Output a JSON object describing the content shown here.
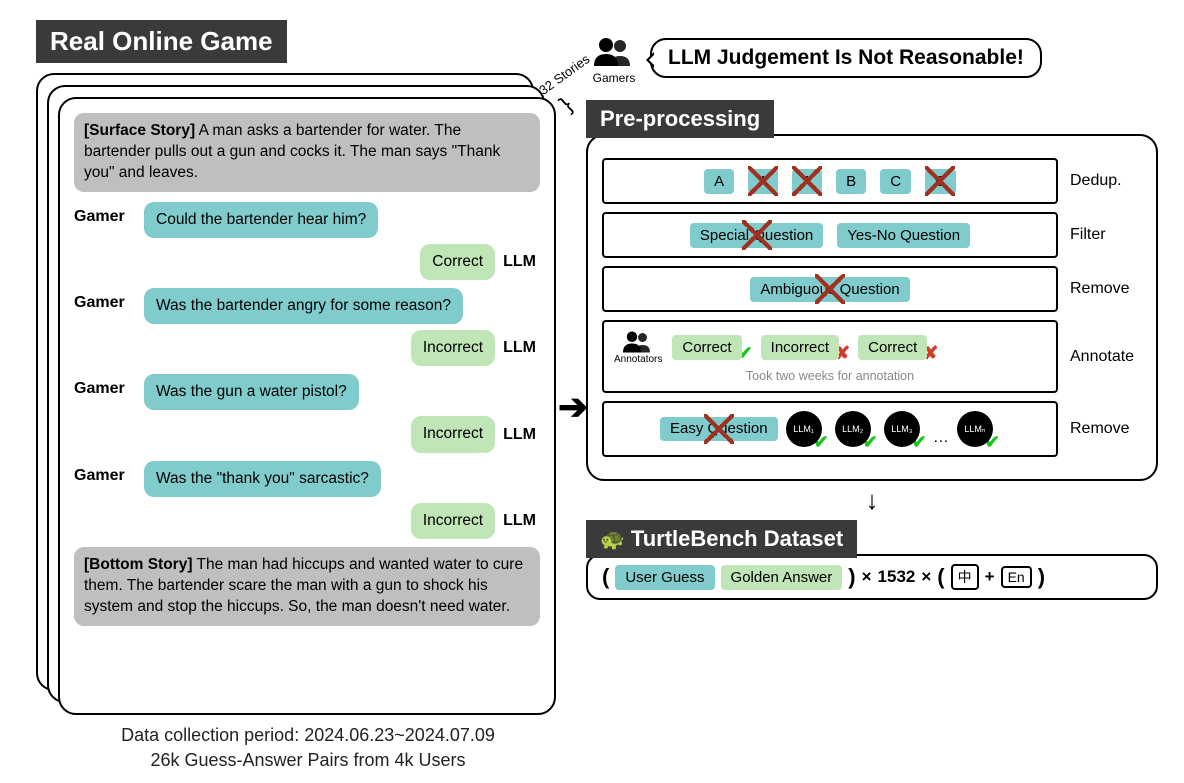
{
  "left": {
    "title": "Real Online Game",
    "stories_tag": "32 Stories",
    "surface_label": "[Surface Story]",
    "surface_text": " A man asks a bartender for water. The bartender pulls out a gun and cocks it. The man says \"Thank you\" and leaves.",
    "gamer_label": "Gamer",
    "llm_label": "LLM",
    "qas": [
      {
        "q": "Could the bartender hear him?",
        "a": "Correct"
      },
      {
        "q": "Was the bartender angry for some reason?",
        "a": "Incorrect"
      },
      {
        "q": "Was the gun a water pistol?",
        "a": "Incorrect"
      },
      {
        "q": "Was the \"thank you\" sarcastic?",
        "a": "Incorrect"
      }
    ],
    "bottom_label": "[Bottom Story]",
    "bottom_text": " The man had hiccups and wanted water to cure them. The bartender scare the man with a gun to shock his system and stop the hiccups. So, the man doesn't need water.",
    "footer_line1": "Data collection period: 2024.06.23~2024.07.09",
    "footer_line2": "26k Guess-Answer Pairs from 4k Users"
  },
  "right": {
    "gamers_label": "Gamers",
    "speech": "LLM Judgement Is Not Reasonable!",
    "preproc_title": "Pre-processing",
    "steps": {
      "dedup": {
        "label": "Dedup.",
        "items": [
          "A",
          "A",
          "A",
          "B",
          "C",
          "C"
        ],
        "crossed": [
          false,
          true,
          true,
          false,
          false,
          true
        ]
      },
      "filter": {
        "label": "Filter",
        "special": "Special Question",
        "yesno": "Yes-No Question"
      },
      "remove1": {
        "label": "Remove",
        "ambig": "Ambiguous Question"
      },
      "annotate": {
        "label": "Annotate",
        "annotators": "Annotators",
        "chips": [
          "Correct",
          "Incorrect",
          "Correct"
        ],
        "marks": [
          "check",
          "x",
          "x"
        ],
        "note": "Took two weeks for annotation"
      },
      "remove2": {
        "label": "Remove",
        "easy": "Easy Question",
        "llms": [
          "LLM₁",
          "LLM₂",
          "LLM₃",
          "LLMₙ"
        ],
        "dots": "…"
      }
    },
    "dataset": {
      "title": "TurtleBench Dataset",
      "user_guess": "User Guess",
      "golden": "Golden Answer",
      "times": "×",
      "count": "1532",
      "lang_zh": "中",
      "plus": "+",
      "lang_en": "En"
    }
  }
}
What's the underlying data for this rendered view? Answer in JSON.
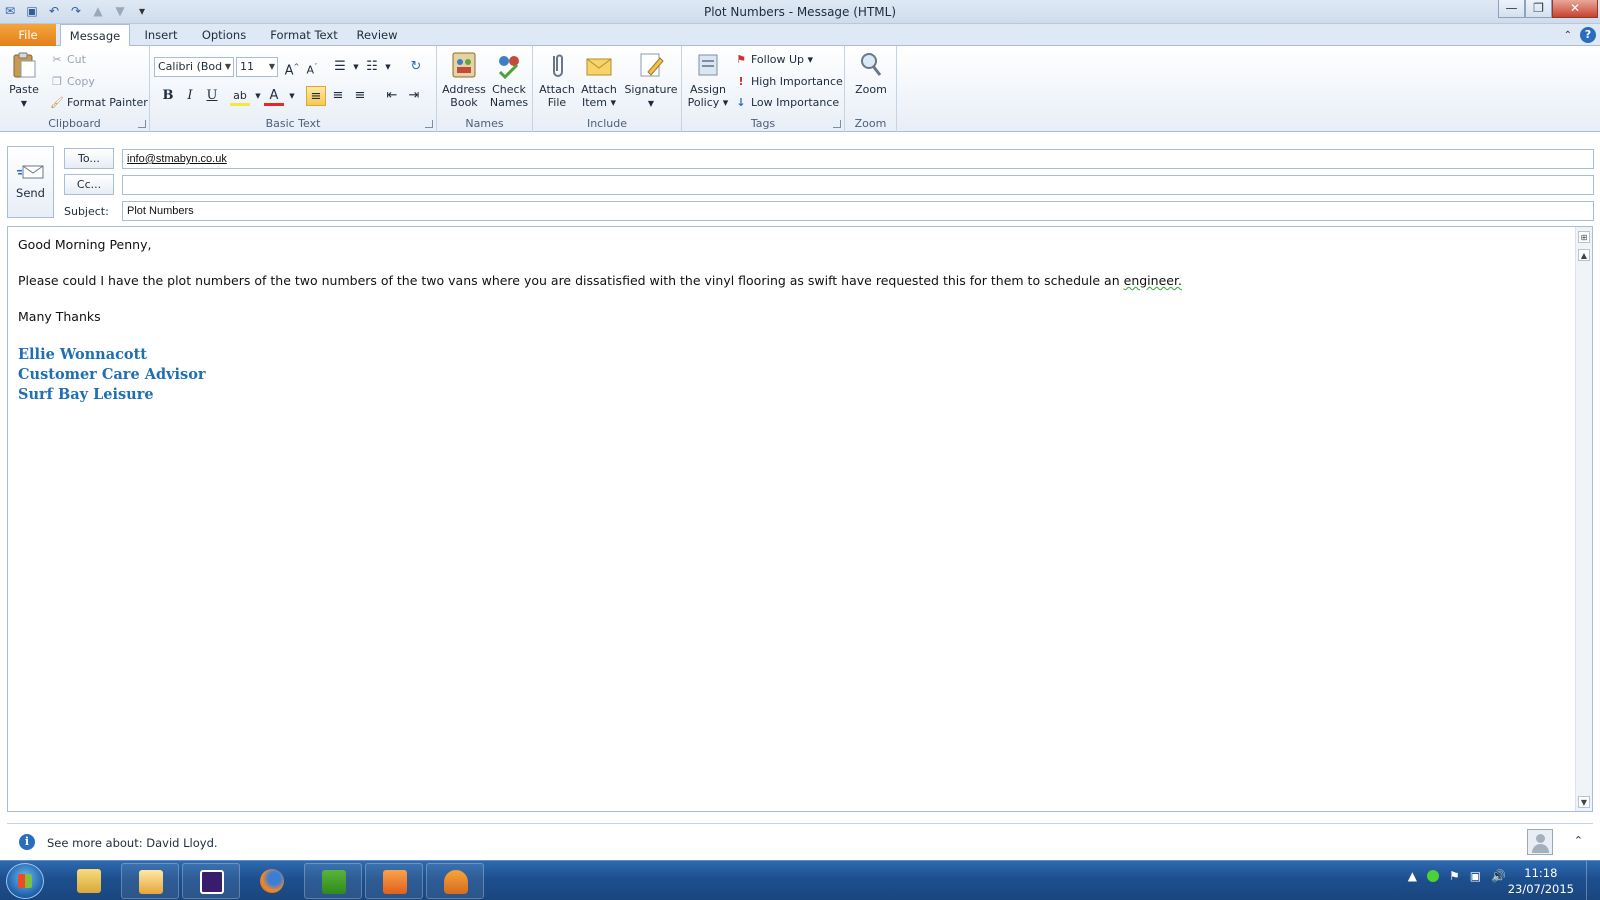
{
  "window": {
    "title": "Plot Numbers  -  Message (HTML)",
    "controls": {
      "minimize": "—",
      "maximize": "❐",
      "close": "✕"
    }
  },
  "tabs": [
    "File",
    "Message",
    "Insert",
    "Options",
    "Format Text",
    "Review"
  ],
  "ribbon": {
    "clipboard": {
      "label": "Clipboard",
      "paste": "Paste",
      "cut": "Cut",
      "copy": "Copy",
      "format_painter": "Format Painter"
    },
    "basic_text": {
      "label": "Basic Text",
      "font": "Calibri (Bod",
      "size": "11",
      "bold": "B",
      "italic": "I",
      "underline": "U"
    },
    "names": {
      "label": "Names",
      "address_book_1": "Address",
      "address_book_2": "Book",
      "check_names_1": "Check",
      "check_names_2": "Names"
    },
    "include": {
      "label": "Include",
      "attach_file_1": "Attach",
      "attach_file_2": "File",
      "attach_item_1": "Attach",
      "attach_item_2": "Item ▾",
      "signature": "Signature"
    },
    "tags": {
      "label": "Tags",
      "assign_policy_1": "Assign",
      "assign_policy_2": "Policy ▾",
      "follow_up": "Follow Up ▾",
      "high": "High Importance",
      "low": "Low Importance"
    },
    "zoom": {
      "label": "Zoom",
      "zoom": "Zoom"
    }
  },
  "header": {
    "send": "Send",
    "to_button": "To...",
    "cc_button": "Cc...",
    "subject_label": "Subject:",
    "to_value": "info@stmabyn.co.uk",
    "cc_value": "",
    "subject_value": "Plot Numbers"
  },
  "body": {
    "greeting": "Good Morning Penny,",
    "para_main": "Please could I have the plot numbers of the two numbers of the two vans where you are dissatisfied with the vinyl flooring as swift have requested this for them to schedule an ",
    "para_end": "engineer.",
    "closing": "Many Thanks",
    "sig_name": "Ellie Wonnacott",
    "sig_title": "Customer Care Advisor",
    "sig_company": "Surf Bay Leisure"
  },
  "people_pane": {
    "text": "See more about: David Lloyd."
  },
  "taskbar": {
    "time": "11:18",
    "date": "23/07/2015"
  },
  "colors": {
    "signature": "#1f6fb3",
    "file_tab": "#e2801a",
    "taskbar": "#1d4f8e"
  }
}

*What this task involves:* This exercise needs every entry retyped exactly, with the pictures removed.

*Written solution:*
Output a JSON object describing the content shown here.
{
  "left": {
    "title": "Real Online Game",
    "stories_tag": "32 Stories",
    "surface_label": "[Surface Story]",
    "surface_text": " A man asks a bartender for water. The bartender pulls out a gun and cocks it. The man says \"Thank you\" and leaves.",
    "gamer_label": "Gamer",
    "llm_label": "LLM",
    "qas": [
      {
        "q": "Could the bartender hear him?",
        "a": "Correct"
      },
      {
        "q": "Was the bartender angry for some reason?",
        "a": "Incorrect"
      },
      {
        "q": "Was the gun a water pistol?",
        "a": "Incorrect"
      },
      {
        "q": "Was the \"thank you\" sarcastic?",
        "a": "Incorrect"
      }
    ],
    "bottom_label": "[Bottom Story]",
    "bottom_text": " The man had hiccups and wanted water to cure them. The bartender scare the man with a gun to shock his system and stop the hiccups. So, the man doesn't need water.",
    "footer_line1": "Data collection period: 2024.06.23~2024.07.09",
    "footer_line2": "26k Guess-Answer Pairs from 4k Users"
  },
  "right": {
    "gamers_label": "Gamers",
    "speech": "LLM Judgement Is Not Reasonable!",
    "preproc_title": "Pre-processing",
    "steps": {
      "dedup": {
        "label": "Dedup.",
        "items": [
          "A",
          "A",
          "A",
          "B",
          "C",
          "C"
        ],
        "crossed": [
          false,
          true,
          true,
          false,
          false,
          true
        ]
      },
      "filter": {
        "label": "Filter",
        "special": "Special Question",
        "yesno": "Yes-No Question"
      },
      "remove1": {
        "label": "Remove",
        "ambig": "Ambiguous Question"
      },
      "annotate": {
        "label": "Annotate",
        "annotators": "Annotators",
        "chips": [
          "Correct",
          "Incorrect",
          "Correct"
        ],
        "marks": [
          "check",
          "x",
          "x"
        ],
        "note": "Took two weeks for annotation"
      },
      "remove2": {
        "label": "Remove",
        "easy": "Easy Question",
        "llms": [
          "LLM₁",
          "LLM₂",
          "LLM₃",
          "LLMₙ"
        ],
        "dots": "…"
      }
    },
    "dataset": {
      "title": "TurtleBench Dataset",
      "user_guess": "User Guess",
      "golden": "Golden Answer",
      "times": "×",
      "count": "1532",
      "lang_zh": "中",
      "plus": "+",
      "lang_en": "En"
    }
  }
}
What's the underlying data for this rendered view? Answer in JSON.
{
  "window": {
    "title": "Plot Numbers  -  Message (HTML)",
    "controls": {
      "minimize": "—",
      "maximize": "❐",
      "close": "✕"
    }
  },
  "tabs": [
    "File",
    "Message",
    "Insert",
    "Options",
    "Format Text",
    "Review"
  ],
  "ribbon": {
    "clipboard": {
      "label": "Clipboard",
      "paste": "Paste",
      "cut": "Cut",
      "copy": "Copy",
      "format_painter": "Format Painter"
    },
    "basic_text": {
      "label": "Basic Text",
      "font": "Calibri (Bod",
      "size": "11",
      "bold": "B",
      "italic": "I",
      "underline": "U"
    },
    "names": {
      "label": "Names",
      "address_book_1": "Address",
      "address_book_2": "Book",
      "check_names_1": "Check",
      "check_names_2": "Names"
    },
    "include": {
      "label": "Include",
      "attach_file_1": "Attach",
      "attach_file_2": "File",
      "attach_item_1": "Attach",
      "attach_item_2": "Item ▾",
      "signature": "Signature"
    },
    "tags": {
      "label": "Tags",
      "assign_policy_1": "Assign",
      "assign_policy_2": "Policy ▾",
      "follow_up": "Follow Up ▾",
      "high": "High Importance",
      "low": "Low Importance"
    },
    "zoom": {
      "label": "Zoom",
      "zoom": "Zoom"
    }
  },
  "header": {
    "send": "Send",
    "to_button": "To...",
    "cc_button": "Cc...",
    "subject_label": "Subject:",
    "to_value": "info@stmabyn.co.uk",
    "cc_value": "",
    "subject_value": "Plot Numbers"
  },
  "body": {
    "greeting": "Good Morning Penny,",
    "para_main": "Please could I have the plot numbers of the two numbers of the two vans where you are dissatisfied with the vinyl flooring as swift have requested this for them to schedule an ",
    "para_end": "engineer.",
    "closing": "Many Thanks",
    "sig_name": "Ellie Wonnacott",
    "sig_title": "Customer Care Advisor",
    "sig_company": "Surf Bay Leisure"
  },
  "people_pane": {
    "text": "See more about: David Lloyd."
  },
  "taskbar": {
    "time": "11:18",
    "date": "23/07/2015"
  },
  "colors": {
    "signature": "#1f6fb3",
    "file_tab": "#e2801a",
    "taskbar": "#1d4f8e"
  }
}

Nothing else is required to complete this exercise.